Recently someone did a survey that said 1 in every 2 people that plays online games have faced abusive interactions, a report that was then headline news at BBC. That report just tells me that 50 percent of the people who took the survey blatantly lied – the 50 percent that didn’t report abuse. I have been playing online competitive games for 11 years now, and I am yet to meet a single individual who hasn’t faced online abuse. Now is it a problem? yes it is. Is it a new problem or a problem unique to online activity? to a small extent yes, but mostly no. So, why no?
Anyone who actually has had social interactions during their childhood, will tell you that children can be brutal and abusive to one another, that cannot be news to anyone. Children learn from their parents or at times from the lack of parental guidance. Regardless of why they do it, it is a problem that is yet to be solved after decades of public recognition. So how do you solve the issue online? I am yet to see a single solution offered by anyone but everyone is scandalized. I suppose it is the way some people fulfill their need to feel important. The small factor of uniqueness in this problem comes from the anonymity of the internet where a 10 year old could pretend to be a 30 year veteran as long as he/she doesn’t speak. Many game designers regularly police their communities of abusers, but it is technically impossible to police those who abuse in voice chat, since that would necessitate recording voice. At which point privacy would become an issue.

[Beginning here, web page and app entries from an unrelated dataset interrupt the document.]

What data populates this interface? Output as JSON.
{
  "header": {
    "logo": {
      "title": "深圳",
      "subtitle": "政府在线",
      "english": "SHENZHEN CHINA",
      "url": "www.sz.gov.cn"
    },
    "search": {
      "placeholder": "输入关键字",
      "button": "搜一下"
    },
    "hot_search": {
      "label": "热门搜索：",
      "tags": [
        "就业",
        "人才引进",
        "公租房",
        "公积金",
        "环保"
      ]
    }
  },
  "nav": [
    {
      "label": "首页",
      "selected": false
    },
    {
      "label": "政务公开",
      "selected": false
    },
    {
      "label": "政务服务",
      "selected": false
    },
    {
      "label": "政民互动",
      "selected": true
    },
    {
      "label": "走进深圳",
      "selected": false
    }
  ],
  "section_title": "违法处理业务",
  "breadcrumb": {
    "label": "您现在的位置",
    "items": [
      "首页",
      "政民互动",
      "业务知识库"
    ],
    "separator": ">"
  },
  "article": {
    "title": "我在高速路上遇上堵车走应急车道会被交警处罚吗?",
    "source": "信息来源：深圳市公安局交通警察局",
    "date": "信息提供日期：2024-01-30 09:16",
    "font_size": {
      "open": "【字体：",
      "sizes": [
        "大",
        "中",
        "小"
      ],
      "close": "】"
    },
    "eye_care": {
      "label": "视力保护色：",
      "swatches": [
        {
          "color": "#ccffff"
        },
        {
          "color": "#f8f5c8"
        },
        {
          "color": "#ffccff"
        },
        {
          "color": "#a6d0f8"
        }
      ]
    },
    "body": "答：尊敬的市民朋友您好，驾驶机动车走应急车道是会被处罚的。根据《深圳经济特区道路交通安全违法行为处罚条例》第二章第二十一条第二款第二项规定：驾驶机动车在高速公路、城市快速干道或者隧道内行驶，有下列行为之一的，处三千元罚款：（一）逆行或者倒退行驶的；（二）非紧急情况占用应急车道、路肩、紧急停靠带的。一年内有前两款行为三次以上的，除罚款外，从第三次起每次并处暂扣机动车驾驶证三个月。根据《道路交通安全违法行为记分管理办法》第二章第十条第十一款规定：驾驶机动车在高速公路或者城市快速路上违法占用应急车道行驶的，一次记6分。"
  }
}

Games are for fun but online games are inherently supposed to be competitive. If there is competition, there will be hurt egos and bad blood, which is bound to generate abusive words. In the BBC report they interviewed just one boy and one ‘expert’ (think what you will from that). The boy that faced abuse, plays Rocket League and says that he has been told to go kill himself after scoring a goal. That tells me that he is either hamming it up for the interview or he has never had social interactions with other kids in real life or a combination of the two.
Isn’t this the exact reason people have been preventing children’s sports from being competitive (everyone is a winner, right?)? I detest that culture since I think it teaches children to feel entitled to win every time and discourages competition. Noble thought, but real life is competitive and teaching children to not be competitive cannot be the answer. The report complains that too many people are bad losers, but aren’t the parents the ones teaching their kids that there are no winners and losers? I think parents need to teach children to be good losers and graceful winners. Bottomline, parents need to do their damn job rather than expect someone else to solve their troubles. Too many parents think that the moment their kids are engrossed in a game or the television, they can relax and switch off, when infact that is when they need to do some parenting.
There is another kind of problem that becomes amplified in online games – that of racial and sexual abuse. Both of those however will change with time and social change, but unless parenting changes, the problem of sore losers and abusive winners WILL NOT go away. The difference is that society is already working on racial and sexual abuse issues, but all I see are more and more parents happy to stick an ipad in front of their kid’s faces while they relax.
If you are someone playing online games, then grow a thicker skin or get off the online game until such a time comes when everyone starts behaving like saints and there are unicorns running through our fields. If you choose the later then I am afraid I won’t be seeing you in my games for a VERY VERY long time.